▶ Work to complete: Nothing but a number belongs in the answer: how many lines of the records below contain the string "text".

================================

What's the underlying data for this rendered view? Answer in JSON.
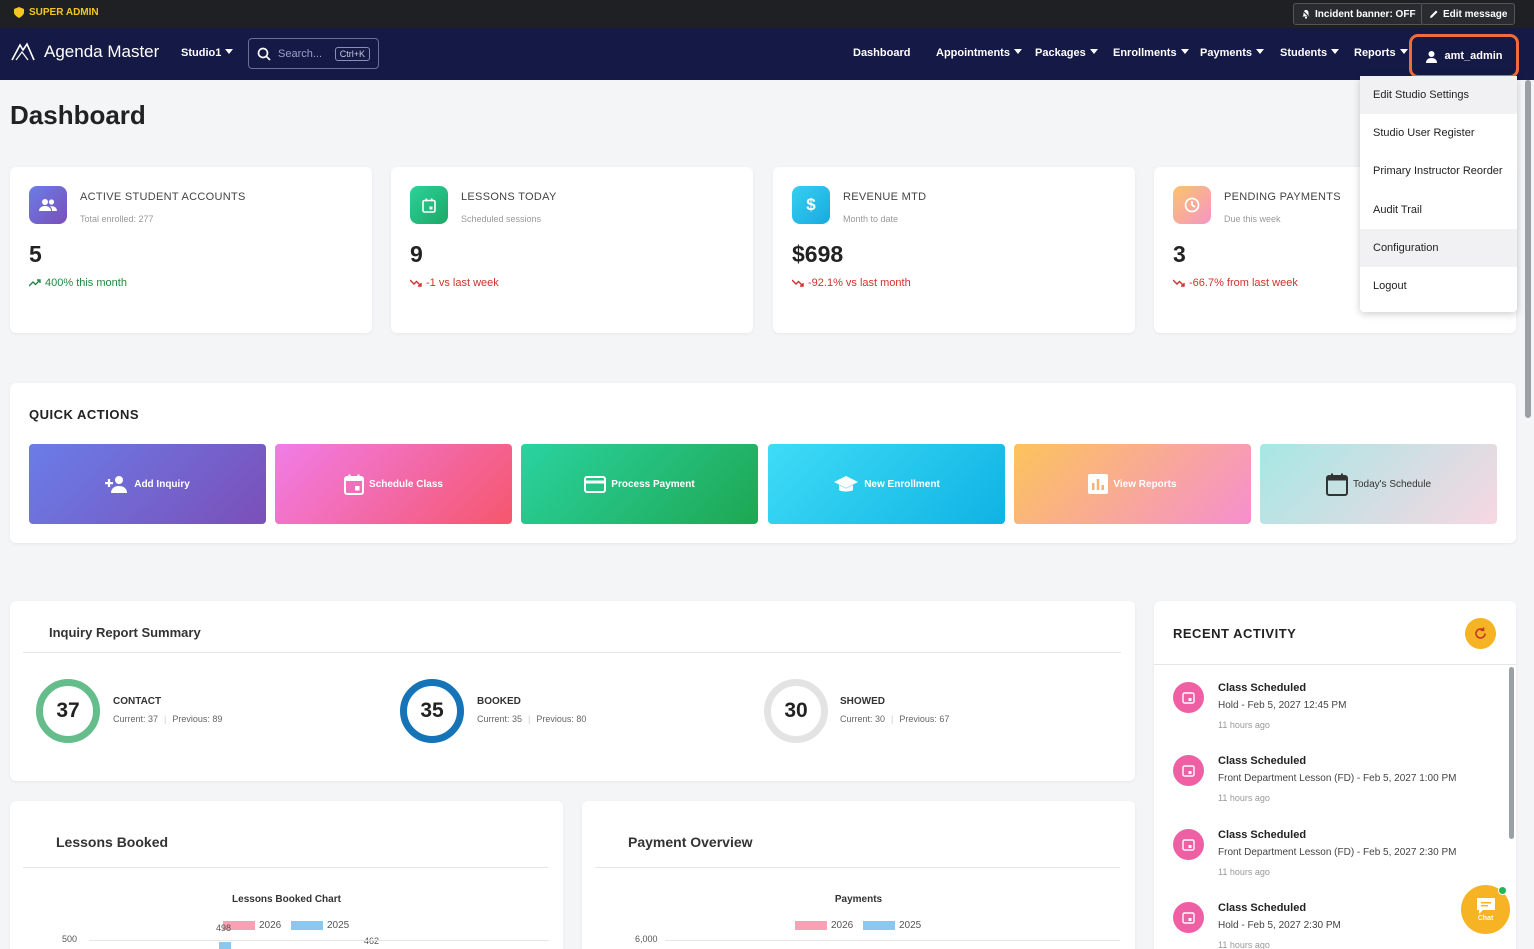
{
  "topbar": {
    "role": "SUPER ADMIN",
    "incident_banner": "Incident banner: OFF",
    "edit_message": "Edit message"
  },
  "nav": {
    "brand": "Agenda Master",
    "studio": "Studio1",
    "search_placeholder": "Search...",
    "search_shortcut": "Ctrl+K",
    "items": [
      "Dashboard",
      "Appointments",
      "Packages",
      "Enrollments",
      "Payments",
      "Students",
      "Reports"
    ],
    "user": "amt_admin"
  },
  "user_menu": [
    "Edit Studio Settings",
    "Studio User Register",
    "Primary Instructor Reorder",
    "Audit Trail",
    "Configuration",
    "Logout"
  ],
  "page_title": "Dashboard",
  "stats": [
    {
      "title": "ACTIVE STUDENT ACCOUNTS",
      "sub": "Total enrolled: 277",
      "value": "5",
      "trend": "400% this month",
      "trend_dir": "up"
    },
    {
      "title": "LESSONS TODAY",
      "sub": "Scheduled sessions",
      "value": "9",
      "trend": "-1 vs last week",
      "trend_dir": "down"
    },
    {
      "title": "REVENUE MTD",
      "sub": "Month to date",
      "value": "$698",
      "trend": "-92.1% vs last month",
      "trend_dir": "down"
    },
    {
      "title": "PENDING PAYMENTS",
      "sub": "Due this week",
      "value": "3",
      "trend": "-66.7% from last week",
      "trend_dir": "down"
    }
  ],
  "quick_actions": {
    "title": "QUICK ACTIONS",
    "buttons": [
      "Add Inquiry",
      "Schedule Class",
      "Process Payment",
      "New Enrollment",
      "View Reports",
      "Today's Schedule"
    ]
  },
  "inquiry": {
    "title": "Inquiry Report Summary",
    "items": [
      {
        "value": "37",
        "label": "CONTACT",
        "current": "Current: 37",
        "previous": "Previous: 89"
      },
      {
        "value": "35",
        "label": "BOOKED",
        "current": "Current: 35",
        "previous": "Previous: 80"
      },
      {
        "value": "30",
        "label": "SHOWED",
        "current": "Current: 30",
        "previous": "Previous: 67"
      }
    ]
  },
  "lessons_booked": {
    "title": "Lessons Booked",
    "chart_title": "Lessons Booked Chart",
    "legend": [
      "2026",
      "2025"
    ],
    "y_top": "500",
    "labels": [
      "498",
      "462"
    ]
  },
  "payment_overview": {
    "title": "Payment Overview",
    "chart_title": "Payments",
    "legend": [
      "2026",
      "2025"
    ],
    "y_top": "6,000"
  },
  "recent": {
    "title": "RECENT ACTIVITY",
    "items": [
      {
        "title": "Class Scheduled",
        "desc": "Hold - Feb 5, 2027 12:45 PM",
        "time": "11 hours ago"
      },
      {
        "title": "Class Scheduled",
        "desc": "Front Department Lesson (FD) - Feb 5, 2027 1:00 PM",
        "time": "11 hours ago"
      },
      {
        "title": "Class Scheduled",
        "desc": "Front Department Lesson (FD) - Feb 5, 2027 2:30 PM",
        "time": "11 hours ago"
      },
      {
        "title": "Class Scheduled",
        "desc": "Hold - Feb 5, 2027 2:30 PM",
        "time": "11 hours ago"
      }
    ]
  },
  "chat": {
    "label": "Chat"
  }
}
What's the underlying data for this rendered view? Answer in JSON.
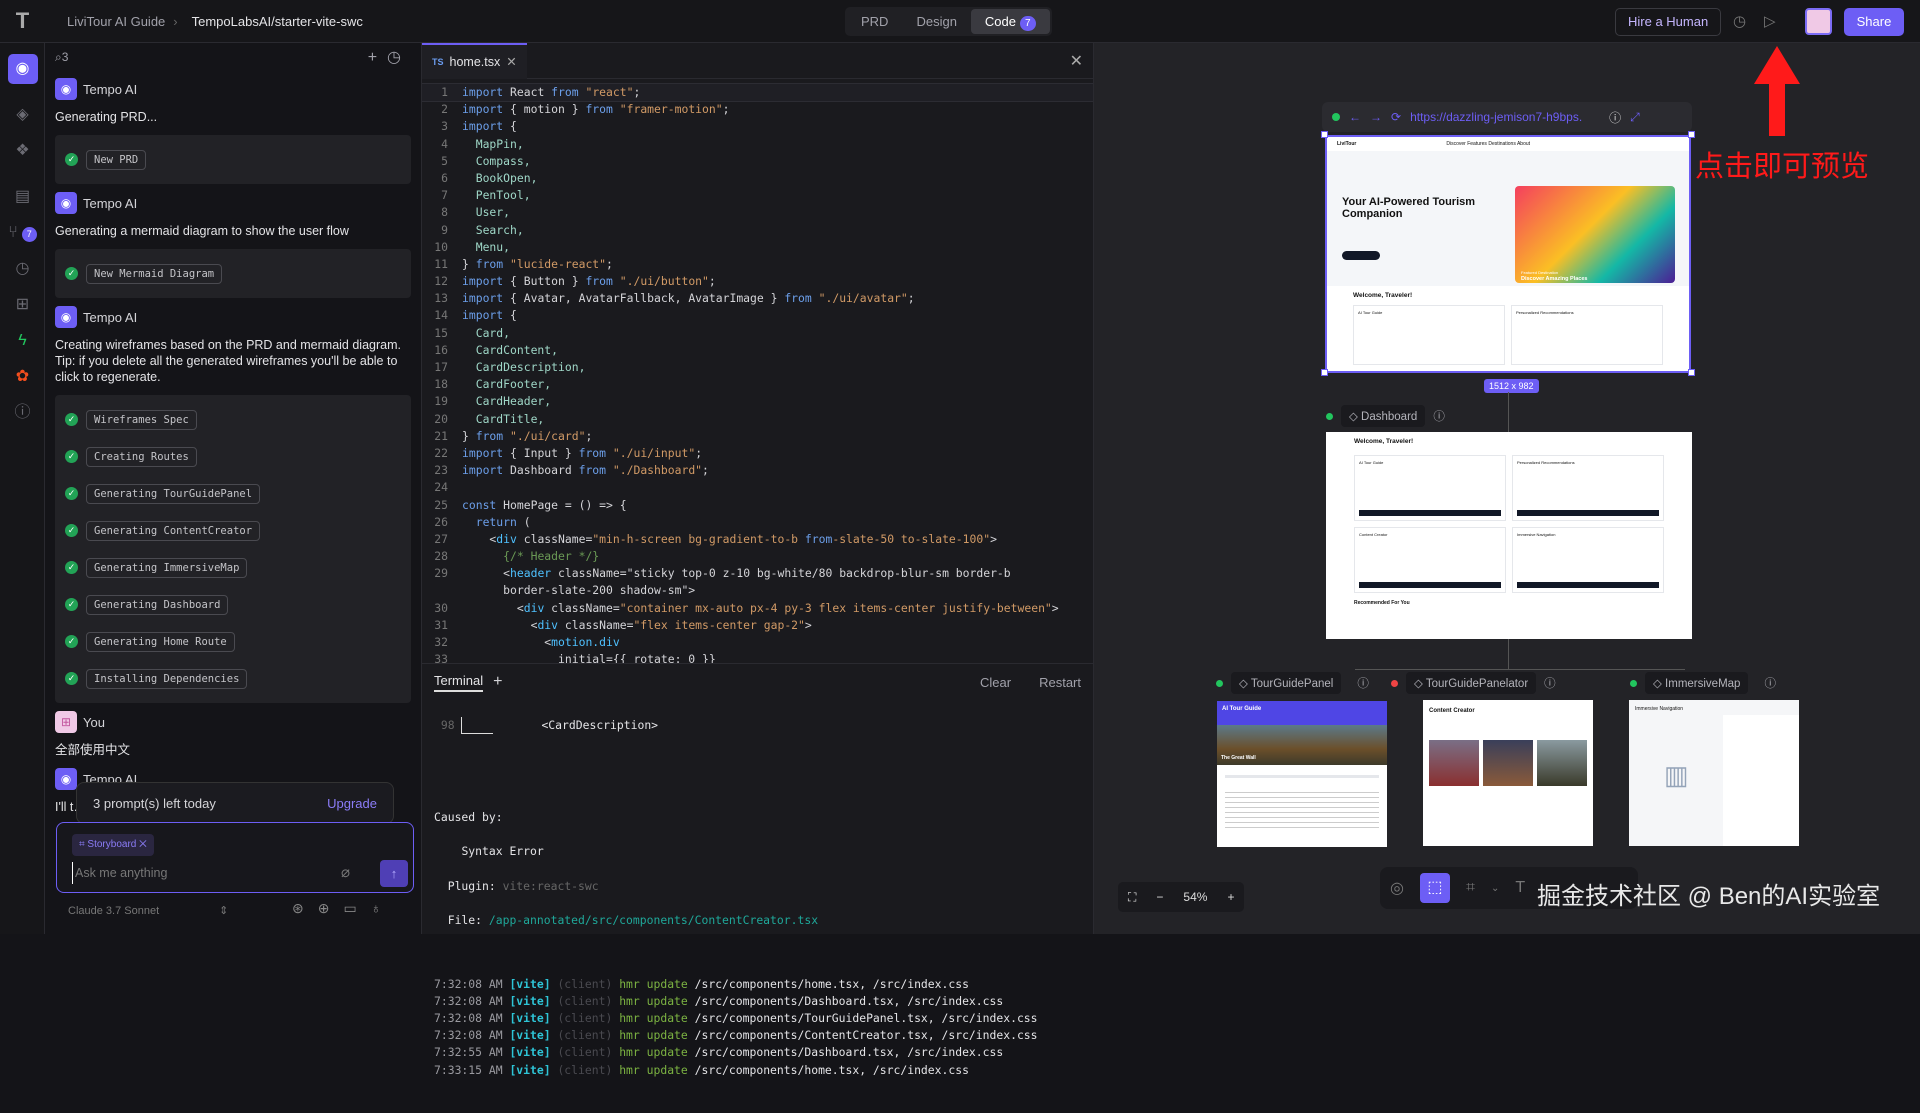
{
  "header": {
    "project": "LiviTour AI Guide",
    "repo": "TempoLabsAI/starter-vite-swc",
    "tabs": [
      {
        "label": "PRD"
      },
      {
        "label": "Design"
      },
      {
        "label": "Code",
        "badge": "7"
      }
    ],
    "hire": "Hire a Human",
    "share": "Share"
  },
  "rail": {
    "badge": "7"
  },
  "chat": {
    "count": "3",
    "messages": [
      {
        "author": "Tempo AI",
        "text": "Generating PRD...",
        "steps": [
          "New PRD"
        ]
      },
      {
        "author": "Tempo AI",
        "text": "Generating a mermaid diagram to show the user flow",
        "steps": [
          "New Mermaid Diagram"
        ]
      },
      {
        "author": "Tempo AI",
        "text": "Creating wireframes based on the PRD and mermaid diagram. Tip: if you delete all the generated wireframes you'll be able to click to regenerate.",
        "steps": [
          "Wireframes Spec",
          "Creating Routes",
          "Generating TourGuidePanel",
          "Generating ContentCreator",
          "Generating ImmersiveMap",
          "Generating Dashboard",
          "Generating Home Route",
          "Installing Dependencies"
        ]
      },
      {
        "author": "You",
        "text": "全部使用中文",
        "steps": []
      },
      {
        "author": "Tempo AI",
        "text": "I'll t… star…",
        "steps": []
      }
    ],
    "quota": "3 prompt(s) left today",
    "upgrade": "Upgrade",
    "chip": "Storyboard",
    "placeholder": "Ask me anything",
    "model": "Claude 3.7 Sonnet"
  },
  "editor": {
    "tab": "home.tsx",
    "tab_lang": "TS",
    "code": [
      "import React from \"react\";",
      "import { motion } from \"framer-motion\";",
      "import {",
      "  MapPin,",
      "  Compass,",
      "  BookOpen,",
      "  PenTool,",
      "  User,",
      "  Search,",
      "  Menu,",
      "} from \"lucide-react\";",
      "import { Button } from \"./ui/button\";",
      "import { Avatar, AvatarFallback, AvatarImage } from \"./ui/avatar\";",
      "import {",
      "  Card,",
      "  CardContent,",
      "  CardDescription,",
      "  CardFooter,",
      "  CardHeader,",
      "  CardTitle,",
      "} from \"./ui/card\";",
      "import { Input } from \"./ui/input\";",
      "import Dashboard from \"./Dashboard\";",
      "",
      "const HomePage = () => {",
      "  return (",
      "    <div className=\"min-h-screen bg-gradient-to-b from-slate-50 to-slate-100\">",
      "      {/* Header */}",
      "      <header className=\"sticky top-0 z-10 bg-white/80 backdrop-blur-sm border-b",
      "      border-slate-200 shadow-sm\">",
      "        <div className=\"container mx-auto px-4 py-3 flex items-center justify-between\">",
      "          <div className=\"flex items-center gap-2\">",
      "            <motion.div",
      "              initial={{ rotate: 0 }}",
      "              animate={{ rotate: 360 }}"
    ],
    "line_numbers": [
      "1",
      "2",
      "3",
      "4",
      "5",
      "6",
      "7",
      "8",
      "9",
      "10",
      "11",
      "12",
      "13",
      "14",
      "15",
      "16",
      "17",
      "18",
      "19",
      "20",
      "21",
      "22",
      "23",
      "24",
      "25",
      "26",
      "27",
      "28",
      "29",
      "",
      "30",
      "31",
      "32",
      "33",
      "34"
    ]
  },
  "terminal": {
    "tab": "Terminal",
    "clear": "Clear",
    "restart": "Restart",
    "snippet_line": "98",
    "snippet": "<CardDescription>",
    "caused": "Caused by:",
    "error": "Syntax Error",
    "plugin_label": "Plugin:",
    "plugin": "vite:react-swc",
    "file_label": "File:",
    "file": "/app-annotated/src/components/ContentCreator.tsx",
    "logs": [
      {
        "time": "7:32:08 AM",
        "tag": "[vite]",
        "src": "(client)",
        "act": "hmr update",
        "path": "/src/components/home.tsx, /src/index.css"
      },
      {
        "time": "7:32:08 AM",
        "tag": "[vite]",
        "src": "(client)",
        "act": "hmr update",
        "path": "/src/components/Dashboard.tsx, /src/index.css"
      },
      {
        "time": "7:32:08 AM",
        "tag": "[vite]",
        "src": "(client)",
        "act": "hmr update",
        "path": "/src/components/TourGuidePanel.tsx, /src/index.css"
      },
      {
        "time": "7:32:08 AM",
        "tag": "[vite]",
        "src": "(client)",
        "act": "hmr update",
        "path": "/src/components/ContentCreator.tsx, /src/index.css"
      },
      {
        "time": "7:32:55 AM",
        "tag": "[vite]",
        "src": "(client)",
        "act": "hmr update",
        "path": "/src/components/Dashboard.tsx, /src/index.css"
      },
      {
        "time": "7:33:15 AM",
        "tag": "[vite]",
        "src": "(client)",
        "act": "hmr update",
        "path": "/src/components/home.tsx, /src/index.css"
      }
    ]
  },
  "preview": {
    "url": "https://dazzling-jemison7-h9bps.",
    "size": "1512 x 982",
    "home": {
      "brand": "LiviTour",
      "nav": [
        "Discover",
        "Features",
        "Destinations",
        "About"
      ],
      "hero": "Your AI-Powered Tourism Companion",
      "featured": "Featured Destination",
      "discover": "Discover Amazing Places",
      "welcome": "Welcome, Traveler!",
      "card1": "AI Tour Guide",
      "card2": "Personalized Recommendations"
    },
    "dashboard": {
      "label": "Dashboard",
      "title": "Welcome, Traveler!",
      "cards": [
        "AI Tour Guide",
        "Personalized Recommendations",
        "Content Creator",
        "Immersive Navigation"
      ],
      "recommended": "Recommended For You"
    },
    "frames": [
      {
        "label": "TourGuidePanel",
        "title": "AI Tour Guide",
        "place": "The Great Wall",
        "status": "#22c55e"
      },
      {
        "label": "TourGuidePanel",
        "label_suffix": "ator",
        "title": "Content Creator",
        "status": "#ef4444"
      },
      {
        "label": "ImmersiveMap",
        "title": "Immersive Navigation",
        "status": "#22c55e"
      }
    ],
    "zoom": "54%"
  },
  "annotation": "点击即可预览",
  "watermark": "掘金技术社区 @ Ben的AI实验室",
  "colors": {
    "accent": "#6d5ef5",
    "success": "#22c55e",
    "error": "#ef4444"
  }
}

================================

▶ Exercise answer: 5